**Instructions for the task**
Copy, from the listing, every line in which the string "name" is present.

**Excerpted records**
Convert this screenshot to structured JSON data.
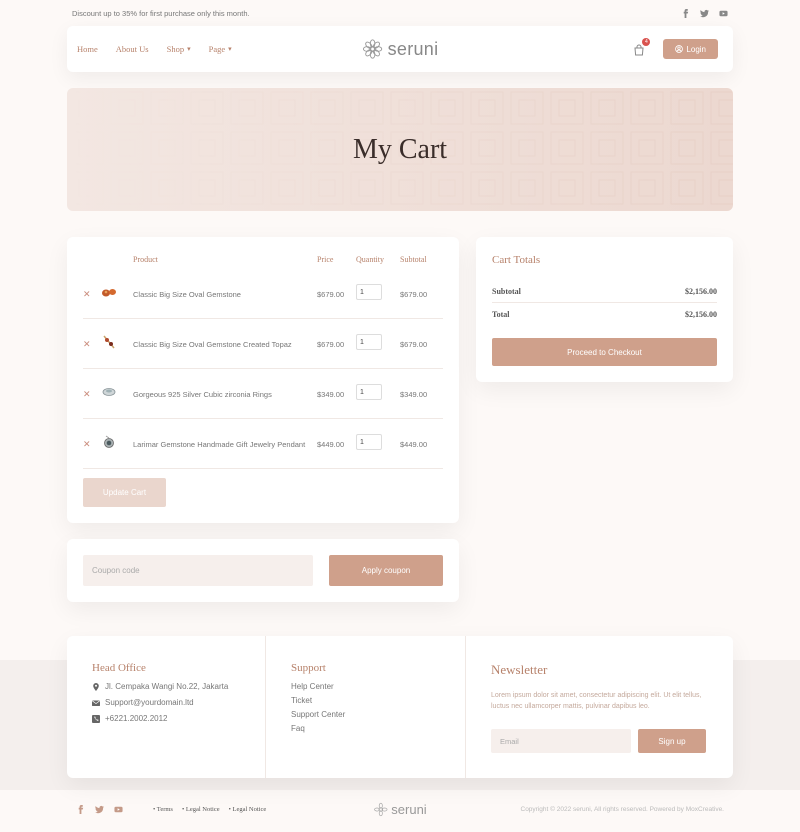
{
  "topbar": {
    "promo": "Discount up to 35% for first purchase only this month.",
    "socials": [
      "facebook-icon",
      "twitter-icon",
      "youtube-icon"
    ]
  },
  "header": {
    "nav": [
      {
        "label": "Home",
        "dropdown": false
      },
      {
        "label": "About Us",
        "dropdown": false
      },
      {
        "label": "Shop",
        "dropdown": true
      },
      {
        "label": "Page",
        "dropdown": true
      }
    ],
    "logo": "seruni",
    "cart_count": "4",
    "login_label": "Login"
  },
  "hero": {
    "title": "My Cart"
  },
  "cart": {
    "headers": {
      "product": "Product",
      "price": "Price",
      "quantity": "Quantity",
      "subtotal": "Subtotal"
    },
    "items": [
      {
        "name": "Classic Big Size Oval Gemstone",
        "price": "$679.00",
        "qty": "1",
        "subtotal": "$679.00"
      },
      {
        "name": "Classic Big Size Oval Gemstone Created Topaz",
        "price": "$679.00",
        "qty": "1",
        "subtotal": "$679.00"
      },
      {
        "name": "Gorgeous 925 Silver Cubic zirconia Rings",
        "price": "$349.00",
        "qty": "1",
        "subtotal": "$349.00"
      },
      {
        "name": "Larimar Gemstone Handmade Gift Jewelry Pendant",
        "price": "$449.00",
        "qty": "1",
        "subtotal": "$449.00"
      }
    ],
    "update_label": "Update Cart"
  },
  "totals": {
    "title": "Cart Totals",
    "subtotal_label": "Subtotal",
    "subtotal_value": "$2,156.00",
    "total_label": "Total",
    "total_value": "$2,156.00",
    "checkout_label": "Proceed to Checkout"
  },
  "coupon": {
    "placeholder": "Coupon code",
    "button": "Apply coupon"
  },
  "footer": {
    "head_office": {
      "title": "Head Office",
      "address": "Jl. Cempaka Wangi No.22, Jakarta",
      "email": "Support@yourdomain.ltd",
      "phone": "+6221.2002.2012"
    },
    "support": {
      "title": "Support",
      "links": [
        "Help Center",
        "Ticket",
        "Support Center",
        "Faq"
      ]
    },
    "newsletter": {
      "title": "Newsletter",
      "text": "Lorem ipsum dolor sit amet, consectetur adipiscing elit. Ut elit tellus, luctus nec ullamcorper mattis, pulvinar dapibus leo.",
      "email_placeholder": "Email",
      "button": "Sign up"
    }
  },
  "bottombar": {
    "legal": [
      "Terms",
      "Legal Notice",
      "Legal Notice"
    ],
    "logo": "seruni",
    "copyright": "Copyright © 2022 seruni, All rights reserved. Powered by MoxCreative."
  },
  "colors": {
    "accent": "#cfa08b",
    "accent_text": "#b7826b",
    "badge": "#d9534f"
  }
}
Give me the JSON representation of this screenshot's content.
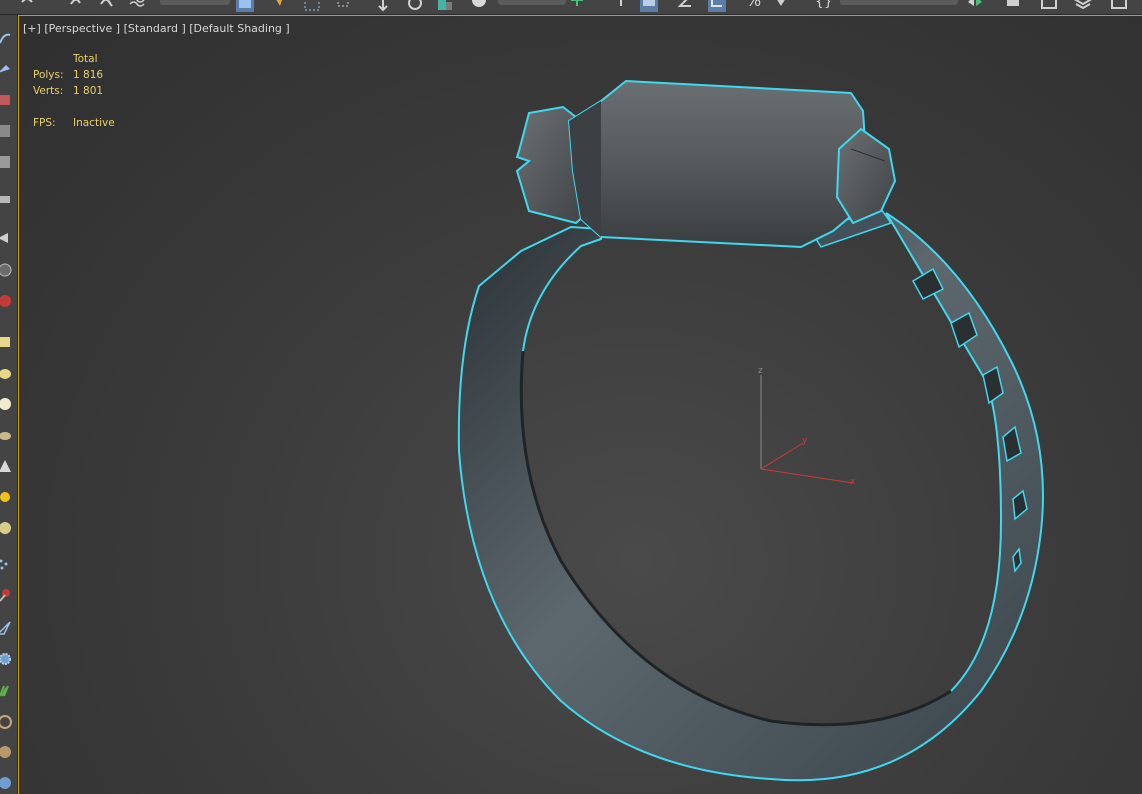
{
  "viewport": {
    "label_segments": [
      "[+]",
      "[Perspective ]",
      "[Standard ]",
      "[Default Shading ]"
    ]
  },
  "stats": {
    "header": "Total",
    "polys_label": "Polys:",
    "polys_value": "1 816",
    "verts_label": "Verts:",
    "verts_value": "1 801",
    "fps_label": "FPS:",
    "fps_value": "Inactive"
  },
  "axis_gizmo": {
    "z_label": "z",
    "y_label": "y",
    "x_label": "x"
  },
  "model": {
    "name": "hose clamp",
    "selection_outline_color": "#3fd8ee",
    "body_color": "#4f5a5f"
  },
  "colors": {
    "viewport_border_active": "#c8a000",
    "stats_text": "#e6d26a",
    "x_axis": "#c83a3a",
    "y_axis": "#c83a3a",
    "z_axis": "#8a8a8a"
  },
  "toolbar_icons": [
    "undo-icon",
    "redo-icon",
    "link-icon",
    "unlink-icon",
    "bind-space-warp-icon",
    "select-object-icon",
    "select-by-name-icon",
    "rectangular-selection-icon",
    "window-crossing-icon",
    "select-and-move-icon",
    "select-and-rotate-icon",
    "select-and-scale-icon",
    "snap-toggle-icon",
    "angle-snap-icon",
    "percent-snap-icon",
    "spinner-snap-icon",
    "curve-editor-icon",
    "schematic-view-icon"
  ],
  "left_toolbar_icons": [
    "paint-selection-icon",
    "brush-icon",
    "image-icon",
    "film-strip-icon",
    "grid-icon",
    "keyboard-icon",
    "pin-icon",
    "sphere-icon",
    "material-icon",
    "box-icon",
    "cylinder-icon",
    "torus-icon",
    "teapot-icon",
    "cone-icon",
    "light-icon",
    "camera-icon",
    "particles-icon",
    "helper-icon",
    "space-warp-icon",
    "gear-icon",
    "plant-icon",
    "shell-icon",
    "shell-alt-icon",
    "globe-icon"
  ]
}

**Expected answer**
        "name": "Classic Big Size Oval Gemstone",
        "name": "Classic Big Size Oval Gemstone Created Topaz",
        "name": "Gorgeous 925 Silver Cubic zirconia Rings",
        "name": "Larimar Gemstone Handmade Gift Jewelry Pendant",
    "name": "hose clamp",
    "select-by-name-icon",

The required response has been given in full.